Coalition’s Plan to Tackle Climate Change
At last week’s meeting with the Carbon Market Institute, The Hon Greg Hunt MP released the Coalition’s Plan to Tackle Climate Change.
At last some flesh on the terms of reference for the Emissions Reduction Fund!
The paper makes a case for removal of the carbon price and replacement with a more modest Direct Action policy: the carbon price is the “wrong market mechanism” for this problem because electricity is an “inelastic good”. Electricity Bill take note! But it seems to me electricity use might be relatively inelastic, but how electricity is sourced need not be. Electricity emissions are falling.
A more expansive paper is welcome ahead of future green and white papers, but there are some worrying signals.
The paper accounts that the task of meeting a 5% reduction target by 2020 has reduced from 750 million tonnes to 440 million tonnes, but no reason is given why the ERF will be more effective than the carbon price at reducing emissions. Given past similar programs like the Greenhouse Gas Abatement Program were not that effective, it would be good to see some stronger reasons.
To ensure environmental integrity, the paper notes projects must be additional to “business-as-usual”. It would be useful to clarify whether this is shorthand for the current additionality test – which ensures that projects which are “common practice” are excluded – or a softening of the test to be more inclusive of more kinds of projects. “Business-as-usual” might mean reductions below current emissions, when in fact “business-as-usual” emissions are falling anyway. Other comments about “keen to unlock abatement opportunities across the Australian economy” suggest it could be a softening which would undermine the integrity of the CFI.
The paper also talks about buying “lowest cost abatement” and “buying up the abatement cost curve”. While this is good for the budget bottom line, it might not be the best approach for encouraging abatement across different sectors. We certainly know that energy efficiency projects could be cost negative and that Aboriginal land projects have a few capacity and remoteness humps to get over to deliver.

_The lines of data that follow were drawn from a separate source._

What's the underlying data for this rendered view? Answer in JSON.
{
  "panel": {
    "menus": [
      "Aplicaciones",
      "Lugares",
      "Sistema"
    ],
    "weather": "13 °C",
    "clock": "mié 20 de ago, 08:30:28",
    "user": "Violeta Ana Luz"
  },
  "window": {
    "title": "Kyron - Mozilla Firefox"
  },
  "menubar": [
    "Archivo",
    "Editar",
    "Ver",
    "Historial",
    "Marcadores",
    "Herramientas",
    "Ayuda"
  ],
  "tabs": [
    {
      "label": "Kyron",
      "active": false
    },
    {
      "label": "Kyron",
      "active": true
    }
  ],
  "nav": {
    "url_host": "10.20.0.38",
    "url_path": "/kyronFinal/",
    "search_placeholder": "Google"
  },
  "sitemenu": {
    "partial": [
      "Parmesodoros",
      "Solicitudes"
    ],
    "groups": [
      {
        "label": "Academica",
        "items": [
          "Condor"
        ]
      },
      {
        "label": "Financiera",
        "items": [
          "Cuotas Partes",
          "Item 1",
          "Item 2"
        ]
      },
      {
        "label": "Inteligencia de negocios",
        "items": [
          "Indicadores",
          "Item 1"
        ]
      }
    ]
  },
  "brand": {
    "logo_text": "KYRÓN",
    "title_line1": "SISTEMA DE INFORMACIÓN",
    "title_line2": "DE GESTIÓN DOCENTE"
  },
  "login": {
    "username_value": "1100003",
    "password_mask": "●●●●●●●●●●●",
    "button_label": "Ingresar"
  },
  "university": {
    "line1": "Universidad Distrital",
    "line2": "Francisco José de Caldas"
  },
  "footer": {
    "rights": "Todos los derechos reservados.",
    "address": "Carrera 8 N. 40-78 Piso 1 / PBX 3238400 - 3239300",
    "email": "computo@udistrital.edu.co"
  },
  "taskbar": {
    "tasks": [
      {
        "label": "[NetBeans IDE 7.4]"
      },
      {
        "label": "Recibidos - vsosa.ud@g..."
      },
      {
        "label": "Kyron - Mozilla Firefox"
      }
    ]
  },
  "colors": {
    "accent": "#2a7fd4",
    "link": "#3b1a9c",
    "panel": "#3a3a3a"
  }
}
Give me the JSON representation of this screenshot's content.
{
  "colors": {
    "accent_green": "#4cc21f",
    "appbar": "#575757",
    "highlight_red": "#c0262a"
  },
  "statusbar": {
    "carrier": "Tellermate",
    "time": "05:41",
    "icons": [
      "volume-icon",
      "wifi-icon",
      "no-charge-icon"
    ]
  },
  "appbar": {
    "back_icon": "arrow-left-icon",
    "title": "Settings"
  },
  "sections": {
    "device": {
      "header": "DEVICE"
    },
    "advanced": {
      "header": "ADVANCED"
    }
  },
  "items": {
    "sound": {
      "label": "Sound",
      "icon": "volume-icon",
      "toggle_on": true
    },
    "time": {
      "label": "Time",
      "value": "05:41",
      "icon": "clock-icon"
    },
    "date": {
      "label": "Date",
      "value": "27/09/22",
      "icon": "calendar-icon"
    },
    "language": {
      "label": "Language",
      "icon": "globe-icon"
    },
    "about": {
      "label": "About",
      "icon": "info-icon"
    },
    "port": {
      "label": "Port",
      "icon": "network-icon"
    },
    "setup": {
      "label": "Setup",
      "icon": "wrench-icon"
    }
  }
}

Keeping the CFI is a good thing. But there are few cracks of light in this paper for Aboriginal carbon farmers. If you want abatement on remote lands and Aboriginal people in jobs, we will need some enablers.
Our submission will be tackling some of these issues. Still thinking.